▸ PROBLEM DETAILS
Give the data below again exactly as written, without its pictures.

▸ DATA FOR PROCESSING
-------

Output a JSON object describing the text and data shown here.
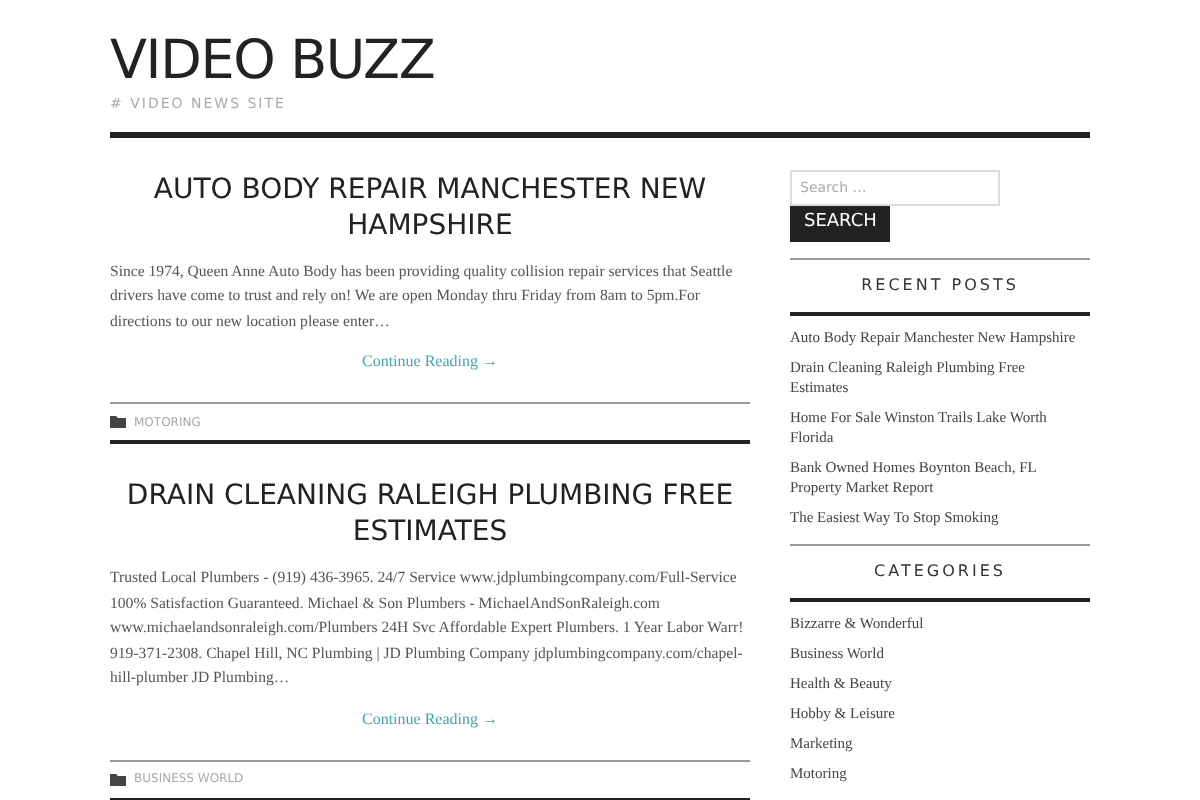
{
  "site": {
    "title": "VIDEO BUZZ",
    "tagline": "# VIDEO NEWS SITE"
  },
  "posts": [
    {
      "title": "AUTO BODY REPAIR MANCHESTER NEW HAMPSHIRE",
      "excerpt": "Since 1974, Queen Anne Auto Body has been providing quality collision repair services that Seattle drivers have come to trust and rely on! We are open Monday thru Friday from 8am to 5pm.For directions to our new location please enter…",
      "more": "Continue Reading →",
      "category": "MOTORING"
    },
    {
      "title": "DRAIN CLEANING RALEIGH PLUMBING FREE ESTIMATES",
      "excerpt": "Trusted Local Plumbers - (919) 436-3965. 24/7 Service www.jdplumbingcompany.com/Full-Service 100% Satisfaction Guaranteed. Michael & Son Plumbers - MichaelAndSonRaleigh.com www.michaelandsonraleigh.com/Plumbers 24H Svc Affordable Expert Plumbers. 1 Year Labor Warr! 919-371-2308. Chapel Hill, NC Plumbing | JD Plumbing Company jdplumbingcompany.com/chapel-hill-plumber JD Plumbing…",
      "more": "Continue Reading →",
      "category": "BUSINESS WORLD"
    }
  ],
  "sidebar": {
    "search": {
      "placeholder": "Search …",
      "button": "SEARCH"
    },
    "widgets": [
      {
        "title": "RECENT POSTS",
        "items": [
          "Auto Body Repair Manchester New Hampshire",
          "Drain Cleaning Raleigh Plumbing Free Estimates",
          "Home For Sale Winston Trails Lake Worth Florida",
          "Bank Owned Homes Boynton Beach, FL Property Market Report",
          "The Easiest Way To Stop Smoking"
        ]
      },
      {
        "title": "CATEGORIES",
        "items": [
          "Bizzarre & Wonderful",
          "Business World",
          "Health & Beauty",
          "Hobby & Leisure",
          "Marketing",
          "Motoring"
        ]
      }
    ]
  }
}
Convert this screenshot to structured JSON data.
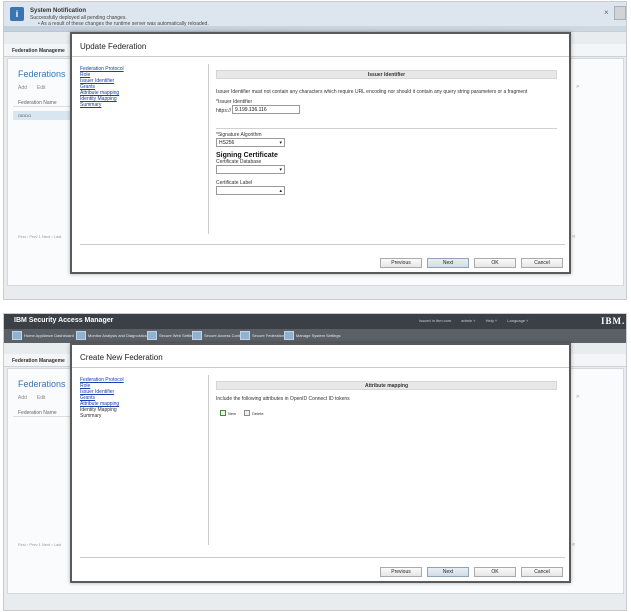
{
  "panel1": {
    "notification": {
      "title": "System Notification",
      "message": "Successfully deployed all pending changes.",
      "detail": "• As a result of these changes the runtime server was automatically reloaded.",
      "close": "×"
    },
    "sub_header": "Federation Manageme",
    "heading": "Federations",
    "toolbar": {
      "add": "Add",
      "edit": "Edit"
    },
    "col_header": "Federation Name",
    "row": "OIDDO",
    "footer": "First ‹ Prev 1 Next › Last",
    "dialog": {
      "title": "Update Federation",
      "nav": [
        "Federation Protocol",
        "Role",
        "Issuer Identifier",
        "Grants",
        "Attribute mapping",
        "Identity Mapping",
        "Summary"
      ],
      "section_title": "Issuer Identifier",
      "instruction": "Issuer Identifier must not contain any characters which require URL encoding nor should it contain any query string parameters or a fragment",
      "issuer_label": "*Issuer Identifier",
      "prefix": "https://",
      "issuer_value": "9.199.136.116",
      "sig_alg_label": "*Signature Algorithm",
      "sig_alg_value": "HS256",
      "signing_title": "Signing Certificate",
      "cert_db_label": "Certificate Database",
      "cert_label_label": "Certificate Label",
      "buttons": {
        "previous": "Previous",
        "next": "Next",
        "ok": "OK",
        "cancel": "Cancel"
      }
    }
  },
  "panel2": {
    "brand": "IBM Security Access Manager",
    "top_links": [
      "Issued in ibm.com",
      "admin ˅",
      "Help ˅",
      "Language ˅"
    ],
    "ibm_logo": "IBM.",
    "menu": [
      "Home Appliance Dashboard",
      "Monitor Analysis and Diagnostics",
      "Secure Web Settings",
      "Secure Access Control",
      "Secure Federation",
      "Manage System Settings"
    ],
    "sub_header": "Federation Manageme",
    "heading": "Federations",
    "toolbar": {
      "add": "Add",
      "edit": "Edit"
    },
    "col_header": "Federation Name",
    "footer": "First ‹ Prev 1 Next › Last",
    "dialog": {
      "title": "Create New Federation",
      "nav": [
        "Federation Protocol",
        "Role",
        "Issuer Identifier",
        "Grants",
        "Attribute mapping",
        "Identity Mapping",
        "Summary"
      ],
      "section_title": "Attribute mapping",
      "instruction": "Include the following attributes in OpenID Connect ID tokens",
      "new_btn": "New",
      "delete_btn": "Delete",
      "buttons": {
        "previous": "Previous",
        "next": "Next",
        "ok": "OK",
        "cancel": "Cancel"
      }
    }
  }
}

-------

▸ RESPONSE AREA
Output a JSON object describing the text and data shown here.
{
  "site": {
    "title": "VIDEO BUZZ",
    "tagline": "# VIDEO NEWS SITE"
  },
  "posts": [
    {
      "title": "AUTO BODY REPAIR MANCHESTER NEW HAMPSHIRE",
      "excerpt": "Since 1974, Queen Anne Auto Body has been providing quality collision repair services that Seattle drivers have come to trust and rely on! We are open Monday thru Friday from 8am to 5pm.For directions to our new location please enter…",
      "more": "Continue Reading →",
      "category": "MOTORING"
    },
    {
      "title": "DRAIN CLEANING RALEIGH PLUMBING FREE ESTIMATES",
      "excerpt": "Trusted Local Plumbers - (919) 436-3965. 24/7 Service www.jdplumbingcompany.com/Full-Service 100% Satisfaction Guaranteed. Michael & Son Plumbers - MichaelAndSonRaleigh.com www.michaelandsonraleigh.com/Plumbers 24H Svc Affordable Expert Plumbers. 1 Year Labor Warr! 919-371-2308. Chapel Hill, NC Plumbing | JD Plumbing Company jdplumbingcompany.com/chapel-hill-plumber JD Plumbing…",
      "more": "Continue Reading →",
      "category": "BUSINESS WORLD"
    }
  ],
  "sidebar": {
    "search": {
      "placeholder": "Search …",
      "button": "SEARCH"
    },
    "widgets": [
      {
        "title": "RECENT POSTS",
        "items": [
          "Auto Body Repair Manchester New Hampshire",
          "Drain Cleaning Raleigh Plumbing Free Estimates",
          "Home For Sale Winston Trails Lake Worth Florida",
          "Bank Owned Homes Boynton Beach, FL Property Market Report",
          "The Easiest Way To Stop Smoking"
        ]
      },
      {
        "title": "CATEGORIES",
        "items": [
          "Bizzarre & Wonderful",
          "Business World",
          "Health & Beauty",
          "Hobby & Leisure",
          "Marketing",
          "Motoring"
        ]
      }
    ]
  }
}
Convert this screenshot to structured JSON data.
{
  "panel1": {
    "notification": {
      "title": "System Notification",
      "message": "Successfully deployed all pending changes.",
      "detail": "• As a result of these changes the runtime server was automatically reloaded.",
      "close": "×"
    },
    "sub_header": "Federation Manageme",
    "heading": "Federations",
    "toolbar": {
      "add": "Add",
      "edit": "Edit"
    },
    "col_header": "Federation Name",
    "row": "OIDDO",
    "footer": "First ‹ Prev 1 Next › Last",
    "dialog": {
      "title": "Update Federation",
      "nav": [
        "Federation Protocol",
        "Role",
        "Issuer Identifier",
        "Grants",
        "Attribute mapping",
        "Identity Mapping",
        "Summary"
      ],
      "section_title": "Issuer Identifier",
      "instruction": "Issuer Identifier must not contain any characters which require URL encoding nor should it contain any query string parameters or a fragment",
      "issuer_label": "*Issuer Identifier",
      "prefix": "https://",
      "issuer_value": "9.199.136.116",
      "sig_alg_label": "*Signature Algorithm",
      "sig_alg_value": "HS256",
      "signing_title": "Signing Certificate",
      "cert_db_label": "Certificate Database",
      "cert_label_label": "Certificate Label",
      "buttons": {
        "previous": "Previous",
        "next": "Next",
        "ok": "OK",
        "cancel": "Cancel"
      }
    }
  },
  "panel2": {
    "brand": "IBM Security Access Manager",
    "top_links": [
      "Issued in ibm.com",
      "admin ˅",
      "Help ˅",
      "Language ˅"
    ],
    "ibm_logo": "IBM.",
    "menu": [
      "Home Appliance Dashboard",
      "Monitor Analysis and Diagnostics",
      "Secure Web Settings",
      "Secure Access Control",
      "Secure Federation",
      "Manage System Settings"
    ],
    "sub_header": "Federation Manageme",
    "heading": "Federations",
    "toolbar": {
      "add": "Add",
      "edit": "Edit"
    },
    "col_header": "Federation Name",
    "footer": "First ‹ Prev 1 Next › Last",
    "dialog": {
      "title": "Create New Federation",
      "nav": [
        "Federation Protocol",
        "Role",
        "Issuer Identifier",
        "Grants",
        "Attribute mapping",
        "Identity Mapping",
        "Summary"
      ],
      "section_title": "Attribute mapping",
      "instruction": "Include the following attributes in OpenID Connect ID tokens",
      "new_btn": "New",
      "delete_btn": "Delete",
      "buttons": {
        "previous": "Previous",
        "next": "Next",
        "ok": "OK",
        "cancel": "Cancel"
      }
    }
  }
}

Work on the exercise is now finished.